In what situation or context are you asking? Question needs more information. – ja72 May 29 '13 at 21:13
Well in anything moving on the earth, such as ocean currents. – Ovi May 29 '13 at 21:14
The whole point is that you are on a non-inertial system of coordinates, in the case, one that rotates with earth. If you write down the equations of it, you will perceive that there is a dependence with the angular velocity vector and with the position, in such way that you will probably get a minus sign when you pass through the equator, and so, you get things moving in opposite ways. – Hydro Guy May 29 '13 at 21:21
Use Google to find a classic film, "Frames of Reference" with Hume and Ivey... (Had both of them as profs, a loooong time ago) – DJohnM May 30 '13 at 0:12

@Ovi Your analogy implicitly assumes the Earth is a cylinder. As you have just shown, there is no Coriolis effect when your velocity is parallel to the rotation axis. This agrees with the formula for the Coriolis force, which is proportional to $\vec{\Omega}\times\vec{v}$. Instead think of the other extreme - moving across one of the poles. Your non-inertial, Earthbound coordinates are rotating out from underneath your feet. – Chris White May 30 '13 at 4:15
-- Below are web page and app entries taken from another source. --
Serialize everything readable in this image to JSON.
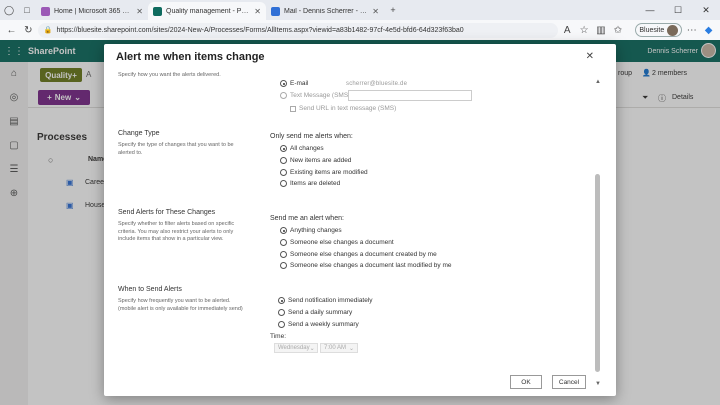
{
  "browser": {
    "tabs": [
      {
        "label": "Home | Microsoft 365 Copilot",
        "color": "#9b59b6"
      },
      {
        "label": "Quality management - Processes",
        "color": "#0f6b5f"
      },
      {
        "label": "Mail - Dennis Scherrer - Bluesite",
        "color": "#2f6fd6"
      }
    ],
    "new_tab": "+",
    "url": "https://bluesite.sharepoint.com/sites/2024-New-A/Processes/Forms/AllItems.aspx?viewid=a83b1482-97cf-4e5d-bfd6-64d323f63ba0",
    "profile_label": "Bluesite"
  },
  "sharepoint": {
    "app_name": "SharePoint",
    "user_name": "Dennis Scherrer",
    "site_logo": "Quality+",
    "new_button": "New",
    "library_title": "Processes",
    "col_name": "Name",
    "rows": [
      "Caree",
      "House"
    ],
    "group_text": "roup",
    "members": "2 members",
    "details": "Details",
    "nav_ic": "A"
  },
  "dialog": {
    "title": "Alert me when items change",
    "top_desc": "Specify how you want the alerts delivered.",
    "delivery": {
      "email_label": "E-mail",
      "email_value": "scherrer@bluesite.de",
      "sms_label": "Text Message (SMS)",
      "sms_url_label": "Send URL in text message (SMS)"
    },
    "change_type": {
      "title": "Change Type",
      "desc": "Specify the type of changes that you want to be alerted to.",
      "label": "Only send me alerts when:",
      "options": [
        "All changes",
        "New items are added",
        "Existing items are modified",
        "Items are deleted"
      ],
      "selected": 0
    },
    "filter": {
      "title": "Send Alerts for These Changes",
      "desc": "Specify whether to filter alerts based on specific criteria. You may also restrict your alerts to only include items that show in a particular view.",
      "label": "Send me an alert when:",
      "options": [
        "Anything changes",
        "Someone else changes a document",
        "Someone else changes a document created by me",
        "Someone else changes a document last modified by me"
      ],
      "selected": 0
    },
    "when": {
      "title": "When to Send Alerts",
      "desc": "Specify how frequently you want to be alerted. (mobile alert is only available for immediately send)",
      "options": [
        "Send notification immediately",
        "Send a daily summary",
        "Send a weekly summary"
      ],
      "selected": 0,
      "time_label": "Time:",
      "day_value": "Wednesday",
      "time_value": "7:00 AM"
    },
    "ok_label": "OK",
    "cancel_label": "Cancel"
  }
}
Ok let's say the globe turns clockwise and we start the line at the south pole. If I move at $any$ angle (except 0 or 180) then the line will curve to the surface. However, the coriolis effect requires that objects turn clockwise in the northern hemisphere and counterclockwise in the southern hemisphere. However, in our situation the line would always turn clockwise since the globe is rotating clockwise. – Ovi May 30 '13 at 4:28